WILLEMSTAD -- Former fraud prosecutor and prominent member of the Dutch political party VVD, Matthieu van Sint Truiden, paid himself in recent years almost a quarter of a million euro (US$340,000) through companies established in Curacao and the Caribbean island of Anguilla, hidden from the tax authorities.
According to a document from the tax court sent anonymously to the Dutch newspaper De Telegraaf, van Sint Truiden, (53), during his work as a prosecutor at the Amsterdam Court, sent invoices to several former clients of the law firm Lovells, where he had been employed a few years earlier as a lawyer.

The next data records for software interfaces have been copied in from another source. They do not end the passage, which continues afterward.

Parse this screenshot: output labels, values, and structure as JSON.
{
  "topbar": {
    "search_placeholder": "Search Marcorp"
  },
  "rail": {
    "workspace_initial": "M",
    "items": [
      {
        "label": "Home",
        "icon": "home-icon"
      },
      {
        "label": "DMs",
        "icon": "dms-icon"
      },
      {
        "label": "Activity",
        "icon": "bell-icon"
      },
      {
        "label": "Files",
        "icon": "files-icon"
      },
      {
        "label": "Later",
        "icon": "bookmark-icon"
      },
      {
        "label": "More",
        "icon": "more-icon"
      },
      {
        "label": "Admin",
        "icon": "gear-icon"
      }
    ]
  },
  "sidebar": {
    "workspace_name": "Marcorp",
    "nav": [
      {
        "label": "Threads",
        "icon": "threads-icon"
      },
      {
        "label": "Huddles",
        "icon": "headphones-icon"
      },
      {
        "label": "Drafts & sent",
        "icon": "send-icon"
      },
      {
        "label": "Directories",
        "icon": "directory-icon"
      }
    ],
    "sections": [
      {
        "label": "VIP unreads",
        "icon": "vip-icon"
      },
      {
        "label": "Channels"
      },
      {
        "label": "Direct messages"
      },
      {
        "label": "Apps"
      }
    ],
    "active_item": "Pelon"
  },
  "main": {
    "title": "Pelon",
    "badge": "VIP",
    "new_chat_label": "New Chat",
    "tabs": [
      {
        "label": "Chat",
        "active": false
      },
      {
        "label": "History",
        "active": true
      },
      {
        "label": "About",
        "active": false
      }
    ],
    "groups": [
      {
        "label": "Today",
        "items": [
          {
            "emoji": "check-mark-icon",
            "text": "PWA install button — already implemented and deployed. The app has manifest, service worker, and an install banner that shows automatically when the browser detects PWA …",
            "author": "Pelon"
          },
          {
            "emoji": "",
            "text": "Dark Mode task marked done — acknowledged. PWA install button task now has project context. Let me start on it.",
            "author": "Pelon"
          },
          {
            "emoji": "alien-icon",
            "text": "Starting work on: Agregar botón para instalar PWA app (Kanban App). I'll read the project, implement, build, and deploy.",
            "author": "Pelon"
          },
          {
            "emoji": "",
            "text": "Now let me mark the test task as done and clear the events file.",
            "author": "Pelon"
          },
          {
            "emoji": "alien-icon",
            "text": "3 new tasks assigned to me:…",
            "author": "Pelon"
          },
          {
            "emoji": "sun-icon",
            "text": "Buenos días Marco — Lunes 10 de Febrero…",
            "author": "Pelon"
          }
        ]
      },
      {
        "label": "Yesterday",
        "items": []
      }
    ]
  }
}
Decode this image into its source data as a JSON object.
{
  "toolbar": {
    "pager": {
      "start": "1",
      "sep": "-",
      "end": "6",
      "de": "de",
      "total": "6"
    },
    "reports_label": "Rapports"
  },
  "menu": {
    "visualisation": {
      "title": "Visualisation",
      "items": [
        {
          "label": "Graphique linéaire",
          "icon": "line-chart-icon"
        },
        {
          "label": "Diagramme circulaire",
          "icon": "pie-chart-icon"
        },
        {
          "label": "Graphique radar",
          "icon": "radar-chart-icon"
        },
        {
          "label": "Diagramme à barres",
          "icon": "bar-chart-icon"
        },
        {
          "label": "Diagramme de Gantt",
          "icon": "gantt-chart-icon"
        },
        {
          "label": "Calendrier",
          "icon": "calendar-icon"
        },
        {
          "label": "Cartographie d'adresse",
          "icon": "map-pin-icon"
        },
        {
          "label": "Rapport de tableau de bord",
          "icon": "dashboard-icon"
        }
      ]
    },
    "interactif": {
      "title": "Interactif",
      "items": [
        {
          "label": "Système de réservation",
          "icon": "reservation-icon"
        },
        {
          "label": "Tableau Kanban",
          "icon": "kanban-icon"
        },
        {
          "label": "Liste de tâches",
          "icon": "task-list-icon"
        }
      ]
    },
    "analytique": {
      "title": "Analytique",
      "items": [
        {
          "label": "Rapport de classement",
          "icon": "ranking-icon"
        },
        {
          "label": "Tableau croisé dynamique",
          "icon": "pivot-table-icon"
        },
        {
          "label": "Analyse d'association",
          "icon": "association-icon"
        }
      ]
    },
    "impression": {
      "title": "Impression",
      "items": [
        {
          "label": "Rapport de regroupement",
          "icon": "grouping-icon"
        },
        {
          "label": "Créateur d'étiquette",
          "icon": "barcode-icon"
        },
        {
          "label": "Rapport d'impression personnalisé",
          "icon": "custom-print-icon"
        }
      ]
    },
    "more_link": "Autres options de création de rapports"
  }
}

Clients for whom van Sint Truiden continued to work as a lawyer after his resignation had to pay for his services through a Luxembourg bank account of his company located in Curacao. In addition, van Sint Truiden hid the profits from the sale of his Amsterdam apartment in 2007 using a company on the sunny and tax-friendly Caribbean island of Anguilla, which was operated by a company located in Portugal.
The Dutch tax collector discovered the hidden cash flows in 2011 and laid additional tax assessments on the prosecutor last year in. Van Sint Truiden, now a suspect in a criminal investigation for tax fraud, reportedly needed extra money after his divorce, and extremely high alimony obligations.
The former prosecutor challenged the additional tax assessments with the tax court recently, but his petition was rejected this past week. Also a request by van Sint Truiden not to publish the verdict was rejected by the court.
The Dutch Fiscal Information and Investigation Service (FIOD) discovered van Sint Truiden’s tax fraud in 2011, while he was still president of the VVD’s National Police and Justice party committee at that time. A few months later, he was fired from the court. The six-month long criminal investigation against the prosecutor was suppressed by the judiciary.
After his resignation, it became clear that the public prosecutor had ignored various signals. He was appointed by the court as prosecutor without any proper screening.
Source: De Telegraaf
Republished with permission of the Curacao Chronicle